**Required action:** Count the lines in the entries that contain the string "This". State nothing but the number.

*** Supplied data Section Begins ***

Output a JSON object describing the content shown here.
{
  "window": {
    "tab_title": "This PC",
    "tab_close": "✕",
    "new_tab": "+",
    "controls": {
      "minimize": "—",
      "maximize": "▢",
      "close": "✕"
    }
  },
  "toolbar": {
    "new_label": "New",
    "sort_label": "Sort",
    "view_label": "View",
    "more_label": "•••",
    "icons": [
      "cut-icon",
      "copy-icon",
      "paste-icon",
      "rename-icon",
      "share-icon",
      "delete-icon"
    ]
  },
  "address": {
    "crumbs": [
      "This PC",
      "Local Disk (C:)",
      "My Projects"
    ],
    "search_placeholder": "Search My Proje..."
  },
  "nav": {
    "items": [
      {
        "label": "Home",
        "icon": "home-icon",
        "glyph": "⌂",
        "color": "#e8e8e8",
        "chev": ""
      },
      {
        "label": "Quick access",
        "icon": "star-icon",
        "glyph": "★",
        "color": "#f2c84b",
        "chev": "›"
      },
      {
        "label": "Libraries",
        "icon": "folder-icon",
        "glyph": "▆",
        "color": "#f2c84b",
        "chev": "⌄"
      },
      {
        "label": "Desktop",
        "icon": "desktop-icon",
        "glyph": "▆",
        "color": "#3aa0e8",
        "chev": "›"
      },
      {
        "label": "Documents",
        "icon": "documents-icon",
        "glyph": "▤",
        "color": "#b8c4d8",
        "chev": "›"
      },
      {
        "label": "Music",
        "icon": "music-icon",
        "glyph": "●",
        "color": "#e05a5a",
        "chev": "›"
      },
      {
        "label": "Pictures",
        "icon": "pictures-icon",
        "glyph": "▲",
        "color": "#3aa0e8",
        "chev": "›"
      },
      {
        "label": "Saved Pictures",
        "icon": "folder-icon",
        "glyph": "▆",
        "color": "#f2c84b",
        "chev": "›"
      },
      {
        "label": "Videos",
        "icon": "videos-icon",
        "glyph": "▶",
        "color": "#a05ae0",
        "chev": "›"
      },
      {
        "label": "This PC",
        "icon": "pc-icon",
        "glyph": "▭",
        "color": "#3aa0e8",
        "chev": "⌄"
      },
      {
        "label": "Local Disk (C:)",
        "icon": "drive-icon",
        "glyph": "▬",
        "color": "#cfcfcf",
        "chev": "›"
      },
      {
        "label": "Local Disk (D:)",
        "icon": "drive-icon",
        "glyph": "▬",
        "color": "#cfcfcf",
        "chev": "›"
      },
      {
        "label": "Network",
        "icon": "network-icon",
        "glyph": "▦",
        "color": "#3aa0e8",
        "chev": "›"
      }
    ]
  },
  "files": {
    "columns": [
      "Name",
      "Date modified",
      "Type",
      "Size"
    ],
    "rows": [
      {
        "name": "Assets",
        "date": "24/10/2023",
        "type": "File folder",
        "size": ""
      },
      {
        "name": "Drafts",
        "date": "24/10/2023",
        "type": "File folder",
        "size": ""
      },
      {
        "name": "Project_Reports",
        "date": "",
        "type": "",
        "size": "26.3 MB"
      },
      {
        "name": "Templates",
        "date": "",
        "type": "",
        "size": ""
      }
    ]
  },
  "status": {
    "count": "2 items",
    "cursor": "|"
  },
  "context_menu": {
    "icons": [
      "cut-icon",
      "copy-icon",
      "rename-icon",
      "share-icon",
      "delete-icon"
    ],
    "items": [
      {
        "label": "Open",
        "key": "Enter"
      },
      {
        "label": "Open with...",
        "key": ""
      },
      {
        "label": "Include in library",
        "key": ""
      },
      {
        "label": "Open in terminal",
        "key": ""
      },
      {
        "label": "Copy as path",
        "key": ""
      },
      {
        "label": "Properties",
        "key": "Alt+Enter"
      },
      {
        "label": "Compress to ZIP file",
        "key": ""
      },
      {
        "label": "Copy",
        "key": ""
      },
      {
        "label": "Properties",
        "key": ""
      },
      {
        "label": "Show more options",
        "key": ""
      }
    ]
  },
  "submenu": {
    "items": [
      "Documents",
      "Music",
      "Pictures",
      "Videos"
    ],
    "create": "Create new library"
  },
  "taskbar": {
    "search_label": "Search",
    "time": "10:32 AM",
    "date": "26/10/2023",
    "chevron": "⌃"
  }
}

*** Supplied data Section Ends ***

**Your response:** 3